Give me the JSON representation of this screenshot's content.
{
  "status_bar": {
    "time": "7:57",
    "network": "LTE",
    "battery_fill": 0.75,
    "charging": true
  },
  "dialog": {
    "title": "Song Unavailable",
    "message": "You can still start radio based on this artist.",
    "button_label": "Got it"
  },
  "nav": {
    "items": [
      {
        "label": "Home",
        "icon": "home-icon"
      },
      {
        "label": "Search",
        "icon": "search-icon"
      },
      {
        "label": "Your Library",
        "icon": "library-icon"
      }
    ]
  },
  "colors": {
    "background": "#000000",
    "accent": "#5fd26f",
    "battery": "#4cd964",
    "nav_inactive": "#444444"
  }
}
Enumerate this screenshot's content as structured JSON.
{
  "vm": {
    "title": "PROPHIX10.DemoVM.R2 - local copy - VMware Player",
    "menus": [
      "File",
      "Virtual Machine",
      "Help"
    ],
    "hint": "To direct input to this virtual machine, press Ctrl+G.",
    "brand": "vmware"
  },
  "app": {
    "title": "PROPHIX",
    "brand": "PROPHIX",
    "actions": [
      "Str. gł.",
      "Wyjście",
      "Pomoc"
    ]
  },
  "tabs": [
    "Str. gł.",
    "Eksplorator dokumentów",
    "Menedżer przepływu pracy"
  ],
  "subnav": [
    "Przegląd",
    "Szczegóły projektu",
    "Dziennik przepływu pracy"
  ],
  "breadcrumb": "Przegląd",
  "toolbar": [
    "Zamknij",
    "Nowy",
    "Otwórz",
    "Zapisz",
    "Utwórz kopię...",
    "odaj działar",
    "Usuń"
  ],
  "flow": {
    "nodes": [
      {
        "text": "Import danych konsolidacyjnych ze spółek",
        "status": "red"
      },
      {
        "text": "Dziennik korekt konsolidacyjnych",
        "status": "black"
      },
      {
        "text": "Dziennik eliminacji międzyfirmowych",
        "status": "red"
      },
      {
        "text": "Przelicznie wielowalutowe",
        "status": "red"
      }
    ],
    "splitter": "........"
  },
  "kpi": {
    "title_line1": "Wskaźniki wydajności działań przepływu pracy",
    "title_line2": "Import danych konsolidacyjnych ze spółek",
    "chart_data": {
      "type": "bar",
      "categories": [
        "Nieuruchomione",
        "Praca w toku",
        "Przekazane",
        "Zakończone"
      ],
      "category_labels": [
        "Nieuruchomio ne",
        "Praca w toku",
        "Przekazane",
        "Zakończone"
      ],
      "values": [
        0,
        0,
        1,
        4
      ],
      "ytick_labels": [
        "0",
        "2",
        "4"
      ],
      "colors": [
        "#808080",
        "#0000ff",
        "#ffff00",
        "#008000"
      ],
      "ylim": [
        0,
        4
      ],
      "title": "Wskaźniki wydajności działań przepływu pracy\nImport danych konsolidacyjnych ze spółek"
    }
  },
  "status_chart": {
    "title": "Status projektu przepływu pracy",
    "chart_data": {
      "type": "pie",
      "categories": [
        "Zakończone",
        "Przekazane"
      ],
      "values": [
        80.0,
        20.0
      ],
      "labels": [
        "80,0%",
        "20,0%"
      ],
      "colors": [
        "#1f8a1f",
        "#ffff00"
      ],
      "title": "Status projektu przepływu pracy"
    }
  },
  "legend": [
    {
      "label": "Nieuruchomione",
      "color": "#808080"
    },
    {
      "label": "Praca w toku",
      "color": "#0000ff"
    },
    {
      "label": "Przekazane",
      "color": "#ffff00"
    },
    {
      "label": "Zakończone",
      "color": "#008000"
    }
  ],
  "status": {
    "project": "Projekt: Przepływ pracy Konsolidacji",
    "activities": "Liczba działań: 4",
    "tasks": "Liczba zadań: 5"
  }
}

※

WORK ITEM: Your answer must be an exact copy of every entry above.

RESPONSE AREA:
Give me the JSON representation of this screenshot's content.
{
  "status_bar": {
    "time": "7:57",
    "network": "LTE",
    "battery_fill": 0.75,
    "charging": true
  },
  "dialog": {
    "title": "Song Unavailable",
    "message": "You can still start radio based on this artist.",
    "button_label": "Got it"
  },
  "nav": {
    "items": [
      {
        "label": "Home",
        "icon": "home-icon"
      },
      {
        "label": "Search",
        "icon": "search-icon"
      },
      {
        "label": "Your Library",
        "icon": "library-icon"
      }
    ]
  },
  "colors": {
    "background": "#000000",
    "accent": "#5fd26f",
    "battery": "#4cd964",
    "nav_inactive": "#444444"
  }
}
Enumerate this screenshot's content as structured JSON.
{
  "vm": {
    "title": "PROPHIX10.DemoVM.R2 - local copy - VMware Player",
    "menus": [
      "File",
      "Virtual Machine",
      "Help"
    ],
    "hint": "To direct input to this virtual machine, press Ctrl+G.",
    "brand": "vmware"
  },
  "app": {
    "title": "PROPHIX",
    "brand": "PROPHIX",
    "actions": [
      "Str. gł.",
      "Wyjście",
      "Pomoc"
    ]
  },
  "tabs": [
    "Str. gł.",
    "Eksplorator dokumentów",
    "Menedżer przepływu pracy"
  ],
  "subnav": [
    "Przegląd",
    "Szczegóły projektu",
    "Dziennik przepływu pracy"
  ],
  "breadcrumb": "Przegląd",
  "toolbar": [
    "Zamknij",
    "Nowy",
    "Otwórz",
    "Zapisz",
    "Utwórz kopię...",
    "odaj działar",
    "Usuń"
  ],
  "flow": {
    "nodes": [
      {
        "text": "Import danych konsolidacyjnych ze spółek",
        "status": "red"
      },
      {
        "text": "Dziennik korekt konsolidacyjnych",
        "status": "black"
      },
      {
        "text": "Dziennik eliminacji międzyfirmowych",
        "status": "red"
      },
      {
        "text": "Przelicznie wielowalutowe",
        "status": "red"
      }
    ],
    "splitter": "........"
  },
  "kpi": {
    "title_line1": "Wskaźniki wydajności działań przepływu pracy",
    "title_line2": "Import danych konsolidacyjnych ze spółek",
    "chart_data": {
      "type": "bar",
      "categories": [
        "Nieuruchomione",
        "Praca w toku",
        "Przekazane",
        "Zakończone"
      ],
      "category_labels": [
        "Nieuruchomio ne",
        "Praca w toku",
        "Przekazane",
        "Zakończone"
      ],
      "values": [
        0,
        0,
        1,
        4
      ],
      "ytick_labels": [
        "0",
        "2",
        "4"
      ],
      "colors": [
        "#808080",
        "#0000ff",
        "#ffff00",
        "#008000"
      ],
      "ylim": [
        0,
        4
      ],
      "title": "Wskaźniki wydajności działań przepływu pracy\nImport danych konsolidacyjnych ze spółek"
    }
  },
  "status_chart": {
    "title": "Status projektu przepływu pracy",
    "chart_data": {
      "type": "pie",
      "categories": [
        "Zakończone",
        "Przekazane"
      ],
      "values": [
        80.0,
        20.0
      ],
      "labels": [
        "80,0%",
        "20,0%"
      ],
      "colors": [
        "#1f8a1f",
        "#ffff00"
      ],
      "title": "Status projektu przepływu pracy"
    }
  },
  "legend": [
    {
      "label": "Nieuruchomione",
      "color": "#808080"
    },
    {
      "label": "Praca w toku",
      "color": "#0000ff"
    },
    {
      "label": "Przekazane",
      "color": "#ffff00"
    },
    {
      "label": "Zakończone",
      "color": "#008000"
    }
  ],
  "status": {
    "project": "Projekt: Przepływ pracy Konsolidacji",
    "activities": "Liczba działań: 4",
    "tasks": "Liczba zadań: 5"
  }
}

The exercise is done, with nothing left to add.